## Component data from apps and pages
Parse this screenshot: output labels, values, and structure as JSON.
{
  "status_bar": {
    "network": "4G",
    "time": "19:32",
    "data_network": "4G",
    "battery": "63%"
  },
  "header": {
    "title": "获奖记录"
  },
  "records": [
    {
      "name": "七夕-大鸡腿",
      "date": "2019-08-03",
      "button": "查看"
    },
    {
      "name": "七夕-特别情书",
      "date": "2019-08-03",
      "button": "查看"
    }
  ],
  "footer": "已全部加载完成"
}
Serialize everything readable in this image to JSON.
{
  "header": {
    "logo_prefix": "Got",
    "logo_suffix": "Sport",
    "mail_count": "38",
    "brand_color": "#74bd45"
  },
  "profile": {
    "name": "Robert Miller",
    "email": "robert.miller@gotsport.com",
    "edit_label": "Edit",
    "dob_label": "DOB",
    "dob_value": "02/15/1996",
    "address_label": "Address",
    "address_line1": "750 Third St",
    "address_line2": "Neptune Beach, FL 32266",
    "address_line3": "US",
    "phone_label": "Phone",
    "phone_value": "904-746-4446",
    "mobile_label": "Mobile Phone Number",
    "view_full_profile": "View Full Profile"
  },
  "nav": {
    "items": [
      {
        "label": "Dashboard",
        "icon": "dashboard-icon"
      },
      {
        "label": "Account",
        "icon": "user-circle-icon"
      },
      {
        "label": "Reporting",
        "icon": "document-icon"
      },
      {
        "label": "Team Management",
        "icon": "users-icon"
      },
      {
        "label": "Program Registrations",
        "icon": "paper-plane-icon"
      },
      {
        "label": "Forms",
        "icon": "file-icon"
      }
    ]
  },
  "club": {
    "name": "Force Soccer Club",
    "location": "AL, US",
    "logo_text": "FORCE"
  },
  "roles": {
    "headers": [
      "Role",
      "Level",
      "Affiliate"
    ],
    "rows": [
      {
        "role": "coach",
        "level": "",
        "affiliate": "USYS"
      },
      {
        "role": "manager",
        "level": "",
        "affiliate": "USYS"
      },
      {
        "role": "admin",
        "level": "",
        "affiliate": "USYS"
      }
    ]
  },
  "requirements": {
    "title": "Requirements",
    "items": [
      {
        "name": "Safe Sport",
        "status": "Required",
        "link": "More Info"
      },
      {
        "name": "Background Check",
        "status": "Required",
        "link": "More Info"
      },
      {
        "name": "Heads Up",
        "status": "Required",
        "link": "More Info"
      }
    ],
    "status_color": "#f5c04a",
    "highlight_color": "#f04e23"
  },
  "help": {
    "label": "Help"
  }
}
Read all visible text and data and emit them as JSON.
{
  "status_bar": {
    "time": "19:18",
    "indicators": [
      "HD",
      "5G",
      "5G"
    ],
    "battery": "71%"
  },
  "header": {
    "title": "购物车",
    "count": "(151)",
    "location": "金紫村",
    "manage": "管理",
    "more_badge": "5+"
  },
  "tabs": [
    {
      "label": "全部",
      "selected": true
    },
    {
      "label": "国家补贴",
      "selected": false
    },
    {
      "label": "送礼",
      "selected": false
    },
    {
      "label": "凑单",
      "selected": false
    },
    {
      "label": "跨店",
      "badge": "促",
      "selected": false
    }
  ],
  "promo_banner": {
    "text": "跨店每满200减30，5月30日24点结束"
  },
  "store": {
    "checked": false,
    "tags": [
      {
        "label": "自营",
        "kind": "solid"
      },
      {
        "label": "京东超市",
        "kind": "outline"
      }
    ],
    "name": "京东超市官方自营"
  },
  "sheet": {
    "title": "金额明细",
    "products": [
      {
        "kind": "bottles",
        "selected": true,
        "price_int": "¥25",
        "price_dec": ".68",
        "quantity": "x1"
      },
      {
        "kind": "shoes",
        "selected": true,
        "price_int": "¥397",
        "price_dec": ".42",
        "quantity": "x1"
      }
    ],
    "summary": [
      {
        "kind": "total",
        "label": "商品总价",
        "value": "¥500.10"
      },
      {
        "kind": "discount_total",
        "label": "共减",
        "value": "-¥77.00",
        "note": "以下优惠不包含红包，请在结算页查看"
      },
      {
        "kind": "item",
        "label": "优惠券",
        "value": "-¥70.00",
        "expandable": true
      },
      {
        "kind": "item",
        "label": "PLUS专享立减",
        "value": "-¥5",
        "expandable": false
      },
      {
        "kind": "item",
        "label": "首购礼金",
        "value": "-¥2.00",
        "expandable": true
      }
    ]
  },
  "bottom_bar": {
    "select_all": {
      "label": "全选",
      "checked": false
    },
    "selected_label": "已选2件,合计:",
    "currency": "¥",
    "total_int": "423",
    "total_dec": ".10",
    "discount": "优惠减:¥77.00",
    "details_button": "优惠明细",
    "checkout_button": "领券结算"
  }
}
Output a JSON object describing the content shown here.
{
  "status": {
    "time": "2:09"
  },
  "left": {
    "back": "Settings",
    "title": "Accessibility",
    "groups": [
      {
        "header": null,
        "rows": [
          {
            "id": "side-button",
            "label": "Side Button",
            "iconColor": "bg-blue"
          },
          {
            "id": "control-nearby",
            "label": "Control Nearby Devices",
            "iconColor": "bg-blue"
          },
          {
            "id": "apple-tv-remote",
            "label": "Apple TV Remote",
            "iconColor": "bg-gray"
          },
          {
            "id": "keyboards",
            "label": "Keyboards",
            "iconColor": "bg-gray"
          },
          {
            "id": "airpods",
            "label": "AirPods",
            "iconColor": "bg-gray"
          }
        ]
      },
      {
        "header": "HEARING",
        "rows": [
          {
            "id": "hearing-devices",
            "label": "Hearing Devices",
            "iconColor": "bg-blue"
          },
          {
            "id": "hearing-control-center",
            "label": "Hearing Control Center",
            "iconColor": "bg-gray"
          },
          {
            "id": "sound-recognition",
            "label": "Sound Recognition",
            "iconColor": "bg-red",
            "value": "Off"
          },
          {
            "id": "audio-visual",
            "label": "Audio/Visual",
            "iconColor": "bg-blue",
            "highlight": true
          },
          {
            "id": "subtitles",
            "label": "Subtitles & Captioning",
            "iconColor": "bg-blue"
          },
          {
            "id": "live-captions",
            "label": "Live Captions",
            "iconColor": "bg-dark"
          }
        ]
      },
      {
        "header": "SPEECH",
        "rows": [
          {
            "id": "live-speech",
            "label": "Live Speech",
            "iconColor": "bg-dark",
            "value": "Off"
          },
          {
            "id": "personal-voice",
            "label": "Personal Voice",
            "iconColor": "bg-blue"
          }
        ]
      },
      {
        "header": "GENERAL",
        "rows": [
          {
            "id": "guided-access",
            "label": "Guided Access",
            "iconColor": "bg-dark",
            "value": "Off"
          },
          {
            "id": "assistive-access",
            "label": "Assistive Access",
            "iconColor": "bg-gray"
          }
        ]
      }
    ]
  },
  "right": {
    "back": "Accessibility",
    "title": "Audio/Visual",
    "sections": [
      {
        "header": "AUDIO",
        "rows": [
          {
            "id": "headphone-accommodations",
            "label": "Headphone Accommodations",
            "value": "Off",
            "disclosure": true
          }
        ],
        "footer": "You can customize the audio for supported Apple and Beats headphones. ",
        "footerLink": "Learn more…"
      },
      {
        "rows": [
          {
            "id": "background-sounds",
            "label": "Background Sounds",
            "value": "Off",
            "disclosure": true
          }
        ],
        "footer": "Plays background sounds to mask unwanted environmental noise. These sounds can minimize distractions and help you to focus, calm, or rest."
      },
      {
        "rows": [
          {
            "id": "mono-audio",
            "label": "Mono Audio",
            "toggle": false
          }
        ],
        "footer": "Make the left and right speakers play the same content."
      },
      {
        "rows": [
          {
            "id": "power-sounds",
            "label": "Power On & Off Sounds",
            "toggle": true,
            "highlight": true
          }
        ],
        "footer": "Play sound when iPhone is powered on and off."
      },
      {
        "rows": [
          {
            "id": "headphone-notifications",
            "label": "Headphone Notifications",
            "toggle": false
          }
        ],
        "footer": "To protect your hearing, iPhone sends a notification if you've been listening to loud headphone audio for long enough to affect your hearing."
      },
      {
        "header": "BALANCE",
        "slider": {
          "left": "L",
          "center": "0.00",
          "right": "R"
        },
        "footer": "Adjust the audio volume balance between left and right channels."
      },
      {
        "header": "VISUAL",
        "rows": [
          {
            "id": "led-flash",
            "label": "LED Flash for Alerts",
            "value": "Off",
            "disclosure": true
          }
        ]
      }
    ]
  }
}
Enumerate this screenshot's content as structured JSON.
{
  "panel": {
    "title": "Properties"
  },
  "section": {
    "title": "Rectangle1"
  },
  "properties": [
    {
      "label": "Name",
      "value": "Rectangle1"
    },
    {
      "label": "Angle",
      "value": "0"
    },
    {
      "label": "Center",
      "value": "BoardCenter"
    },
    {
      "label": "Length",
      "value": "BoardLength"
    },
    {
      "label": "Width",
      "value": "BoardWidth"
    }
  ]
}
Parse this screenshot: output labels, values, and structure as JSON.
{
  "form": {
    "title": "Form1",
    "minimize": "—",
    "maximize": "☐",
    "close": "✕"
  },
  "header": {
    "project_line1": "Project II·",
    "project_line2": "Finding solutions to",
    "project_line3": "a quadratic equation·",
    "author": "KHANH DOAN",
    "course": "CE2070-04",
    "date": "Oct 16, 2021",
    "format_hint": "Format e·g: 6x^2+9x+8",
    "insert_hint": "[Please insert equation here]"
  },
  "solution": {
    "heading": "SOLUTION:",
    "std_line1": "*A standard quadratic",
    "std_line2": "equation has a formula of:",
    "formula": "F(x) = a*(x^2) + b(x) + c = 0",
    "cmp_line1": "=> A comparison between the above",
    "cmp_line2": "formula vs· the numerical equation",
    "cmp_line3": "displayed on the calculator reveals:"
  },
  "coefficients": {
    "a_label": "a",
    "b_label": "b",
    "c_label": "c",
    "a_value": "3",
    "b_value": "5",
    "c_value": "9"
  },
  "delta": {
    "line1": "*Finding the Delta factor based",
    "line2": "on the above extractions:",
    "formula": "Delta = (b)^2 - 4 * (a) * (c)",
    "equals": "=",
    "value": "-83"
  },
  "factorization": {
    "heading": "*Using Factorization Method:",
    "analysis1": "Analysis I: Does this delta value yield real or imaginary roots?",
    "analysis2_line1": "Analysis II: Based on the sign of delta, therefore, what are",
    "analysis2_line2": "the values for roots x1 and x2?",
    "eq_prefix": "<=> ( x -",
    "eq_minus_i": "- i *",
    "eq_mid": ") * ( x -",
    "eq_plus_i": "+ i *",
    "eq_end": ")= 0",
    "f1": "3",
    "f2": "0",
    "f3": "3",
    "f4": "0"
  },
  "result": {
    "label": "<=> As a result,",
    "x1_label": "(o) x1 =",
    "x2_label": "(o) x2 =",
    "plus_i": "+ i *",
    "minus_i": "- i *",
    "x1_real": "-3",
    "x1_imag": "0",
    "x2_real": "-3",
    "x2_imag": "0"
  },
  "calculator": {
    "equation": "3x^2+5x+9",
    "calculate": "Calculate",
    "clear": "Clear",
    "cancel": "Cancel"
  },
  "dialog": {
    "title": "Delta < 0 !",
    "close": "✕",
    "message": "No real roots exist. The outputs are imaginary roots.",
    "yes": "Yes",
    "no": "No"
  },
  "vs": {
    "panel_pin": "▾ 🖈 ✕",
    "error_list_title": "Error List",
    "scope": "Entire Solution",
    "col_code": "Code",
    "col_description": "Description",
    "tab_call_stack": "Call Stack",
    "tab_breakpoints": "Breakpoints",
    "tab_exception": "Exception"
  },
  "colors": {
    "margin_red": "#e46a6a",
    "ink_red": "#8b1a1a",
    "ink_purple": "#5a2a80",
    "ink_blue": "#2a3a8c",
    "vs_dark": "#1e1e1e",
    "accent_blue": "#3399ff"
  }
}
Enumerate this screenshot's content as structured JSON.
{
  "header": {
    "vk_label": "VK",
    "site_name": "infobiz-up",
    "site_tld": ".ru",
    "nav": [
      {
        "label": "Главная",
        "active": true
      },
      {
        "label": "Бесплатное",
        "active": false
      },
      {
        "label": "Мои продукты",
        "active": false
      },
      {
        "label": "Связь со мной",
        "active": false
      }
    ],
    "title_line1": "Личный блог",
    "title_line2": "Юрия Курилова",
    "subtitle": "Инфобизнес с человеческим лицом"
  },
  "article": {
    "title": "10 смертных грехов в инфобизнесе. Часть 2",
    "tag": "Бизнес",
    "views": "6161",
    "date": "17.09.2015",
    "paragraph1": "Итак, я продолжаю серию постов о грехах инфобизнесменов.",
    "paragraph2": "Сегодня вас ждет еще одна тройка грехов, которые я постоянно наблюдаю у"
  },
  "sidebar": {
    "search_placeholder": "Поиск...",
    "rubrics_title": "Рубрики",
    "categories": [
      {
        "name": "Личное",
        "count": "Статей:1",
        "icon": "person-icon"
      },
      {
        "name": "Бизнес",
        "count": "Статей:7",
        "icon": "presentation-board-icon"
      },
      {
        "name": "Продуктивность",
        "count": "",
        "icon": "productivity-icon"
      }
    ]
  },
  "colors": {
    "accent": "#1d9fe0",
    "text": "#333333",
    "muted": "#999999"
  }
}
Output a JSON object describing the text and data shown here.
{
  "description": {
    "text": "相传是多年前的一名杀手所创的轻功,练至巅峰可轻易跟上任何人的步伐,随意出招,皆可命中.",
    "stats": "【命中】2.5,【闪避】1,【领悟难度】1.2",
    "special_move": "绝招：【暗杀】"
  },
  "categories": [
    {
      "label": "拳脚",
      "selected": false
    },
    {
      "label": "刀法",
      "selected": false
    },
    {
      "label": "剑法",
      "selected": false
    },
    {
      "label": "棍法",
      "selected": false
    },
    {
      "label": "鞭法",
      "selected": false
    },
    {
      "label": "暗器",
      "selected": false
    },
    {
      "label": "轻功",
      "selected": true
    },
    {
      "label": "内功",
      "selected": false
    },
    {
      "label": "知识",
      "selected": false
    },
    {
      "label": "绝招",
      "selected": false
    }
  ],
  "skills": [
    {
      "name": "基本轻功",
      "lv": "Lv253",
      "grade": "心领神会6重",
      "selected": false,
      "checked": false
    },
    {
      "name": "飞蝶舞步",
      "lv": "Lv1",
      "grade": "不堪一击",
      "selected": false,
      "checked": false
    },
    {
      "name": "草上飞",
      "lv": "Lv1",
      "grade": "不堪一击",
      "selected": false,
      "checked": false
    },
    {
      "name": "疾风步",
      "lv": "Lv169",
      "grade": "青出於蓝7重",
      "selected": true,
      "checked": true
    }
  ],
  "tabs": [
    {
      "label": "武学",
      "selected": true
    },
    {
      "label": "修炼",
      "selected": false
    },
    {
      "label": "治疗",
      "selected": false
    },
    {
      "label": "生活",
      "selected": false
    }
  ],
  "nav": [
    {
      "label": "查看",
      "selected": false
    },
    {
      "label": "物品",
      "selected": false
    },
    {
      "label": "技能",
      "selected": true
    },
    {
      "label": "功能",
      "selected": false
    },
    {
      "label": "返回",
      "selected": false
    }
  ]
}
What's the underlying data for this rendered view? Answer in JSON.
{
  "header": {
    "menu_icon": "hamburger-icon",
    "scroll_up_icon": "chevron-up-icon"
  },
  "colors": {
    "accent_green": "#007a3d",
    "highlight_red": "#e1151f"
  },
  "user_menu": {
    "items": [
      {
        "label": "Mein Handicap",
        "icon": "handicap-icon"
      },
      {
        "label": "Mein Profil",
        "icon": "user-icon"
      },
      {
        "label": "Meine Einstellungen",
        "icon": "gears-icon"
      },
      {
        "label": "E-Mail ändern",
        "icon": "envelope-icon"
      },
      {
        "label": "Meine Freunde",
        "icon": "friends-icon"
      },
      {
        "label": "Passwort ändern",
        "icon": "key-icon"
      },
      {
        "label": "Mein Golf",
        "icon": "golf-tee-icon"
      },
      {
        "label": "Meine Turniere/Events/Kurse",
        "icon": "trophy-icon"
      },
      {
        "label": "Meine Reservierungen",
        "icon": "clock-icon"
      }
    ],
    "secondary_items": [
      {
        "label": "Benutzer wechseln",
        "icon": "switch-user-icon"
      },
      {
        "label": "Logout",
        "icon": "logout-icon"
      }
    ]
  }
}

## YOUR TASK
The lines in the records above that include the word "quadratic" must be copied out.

## ANSWER TO THIS TASK
    "project_line3": "a quadratic equation·",
    "std_line1": "*A standard quadratic",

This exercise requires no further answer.